Unions representing Boston firefighters and Boston police superior officers and detectives say they are seeking a restraining order to block the city from mandating Covid-19 vaccinations without a contract agreement giving union members something in return for what they say is a change in working conditions.
Local 718, which represents firefighters, says it is specifically seeking a return to a policy, negotiated with then acting Mayor Kim Janey earlier this year, that lets union members choose between vaccination or weekly Covid-19 testing. The Boston Police Superior Officers Federation and the Boston Police Detectives Benevolent Association are also a party to the suit, which the unions say they filed in Suffolk Superior Court today.

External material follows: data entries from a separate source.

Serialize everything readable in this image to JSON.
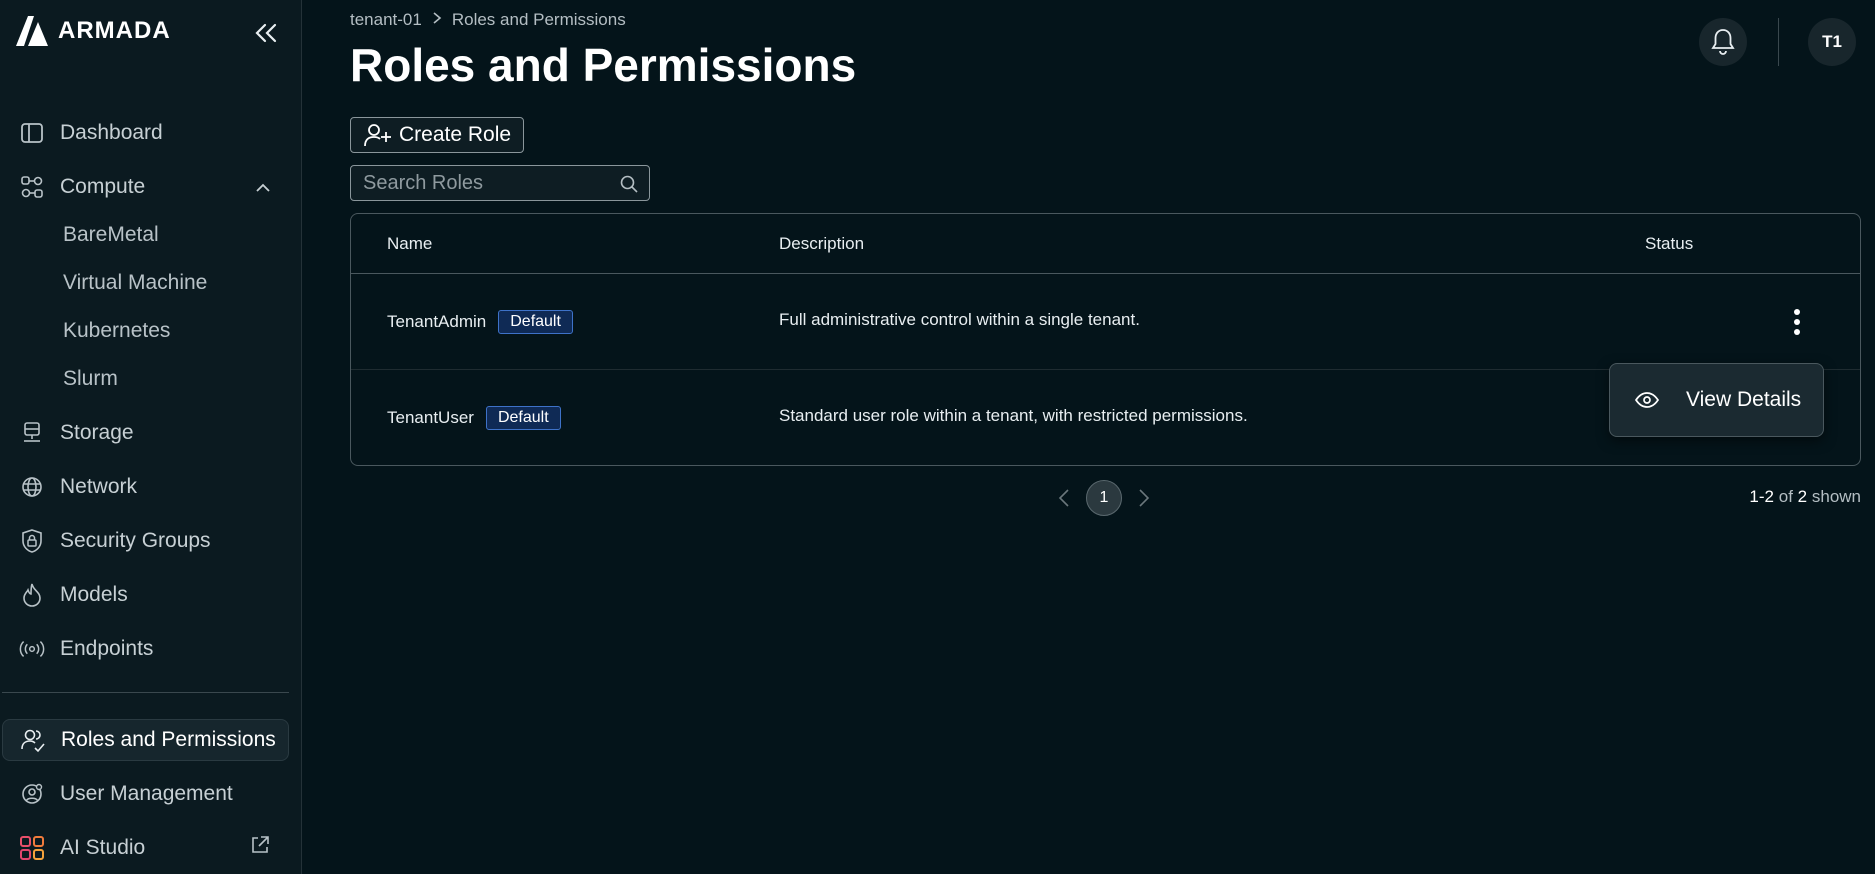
{
  "app": {
    "name": "ARMADA"
  },
  "sidebar": {
    "items": [
      {
        "label": "Dashboard",
        "icon": "layout-icon"
      },
      {
        "label": "Compute",
        "icon": "nodes-icon"
      },
      {
        "label": "Storage",
        "icon": "storage-icon"
      },
      {
        "label": "Network",
        "icon": "globe-icon"
      },
      {
        "label": "Security Groups",
        "icon": "shield-lock-icon"
      },
      {
        "label": "Models",
        "icon": "flame-icon"
      },
      {
        "label": "Endpoints",
        "icon": "broadcast-icon"
      },
      {
        "label": "Roles and Permissions",
        "icon": "users-icon"
      },
      {
        "label": "User Management",
        "icon": "user-gear-icon"
      },
      {
        "label": "AI Studio",
        "icon": "grid-icon"
      }
    ],
    "compute_sub": [
      "BareMetal",
      "Virtual Machine",
      "Kubernetes",
      "Slurm"
    ]
  },
  "breadcrumb": {
    "parent": "tenant-01",
    "current": "Roles and Permissions"
  },
  "page": {
    "title": "Roles and Permissions"
  },
  "header": {
    "avatar": "T1"
  },
  "toolbar": {
    "create_label": "Create Role"
  },
  "search": {
    "placeholder": "Search Roles"
  },
  "table": {
    "columns": [
      "Name",
      "Description",
      "Status"
    ],
    "rows": [
      {
        "name": "TenantAdmin",
        "badge": "Default",
        "description": "Full administrative control within a single tenant."
      },
      {
        "name": "TenantUser",
        "badge": "Default",
        "description": "Standard user role within a tenant, with restricted permissions."
      }
    ]
  },
  "menu": {
    "view_details": "View Details"
  },
  "pagination": {
    "page": "1",
    "range": "1-2",
    "of": "of",
    "total": "2",
    "suffix": "shown"
  },
  "colors": {
    "background": "#04141a",
    "sidebar": "#0b1a20",
    "badge_border": "#3e72c8"
  }
}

Earlier this month, Mayor Wu announced a new policy under which all city workers would have to get at least one Covid-19 shot by Jan. 15 - and a second by Feb. 15, unless they get the one-shot Johnson & Johnson vaccine - or face unpaid leave or termination. Her policy eliminates the testing alternative.
In a statement, Local 718 said:
Local 718 has consistently supported the City's efforts to maintain safety for employees and the public through this pandemic. However, Local 718 has also consistently maintained that any policy related to vaccinations as a condition of employment must be negotiated with the union. To that end, Local 718 and the City worked out an agreement several months ago that allows fire fighters who are uncomfortable receiving a vaccine, to choose a regular testing option.
The union emphasized it is bringing its case strictly as a collective-bargaining issue and not challenging the constitutionality of the mandate or the worthiness of vaccines.
A 1905 Supreme Court decision, involving a Cambridge minister, upheld the rights of governments to impose vaccination requirements in a public-health crisis and has been cited consistently by both state and federal courts in striking down constitutional challenges to anti-Covid-19 efforts.
However, the unions might have a struggle convincing a judge to overturn the mandate on collective-bargaining reasons as well. In recent months, both state troopers in state court and prison guards in federal court challenged similar state mandates on collective-bargaining rights as well, but both lost after judges concluded public-health concerns related to a potentially deadly virus outweighed the bargaining issues.
In the corrections-officer case, a federal judge concluded that both the state troopers and the prison guards "frame the public interest too narrowly, by focusing on its members to the exclusion of everyone else."
Separately, a group of disaffected Boston first responders who are questioning the validity of both the mandate and the vaccine and who reject the idea of any bargaining with the city over vaccinations are planning their own protest efforts to block a mandate, in part on religious grounds, in part to battle what it claims are tyrannical would-be dictators in government.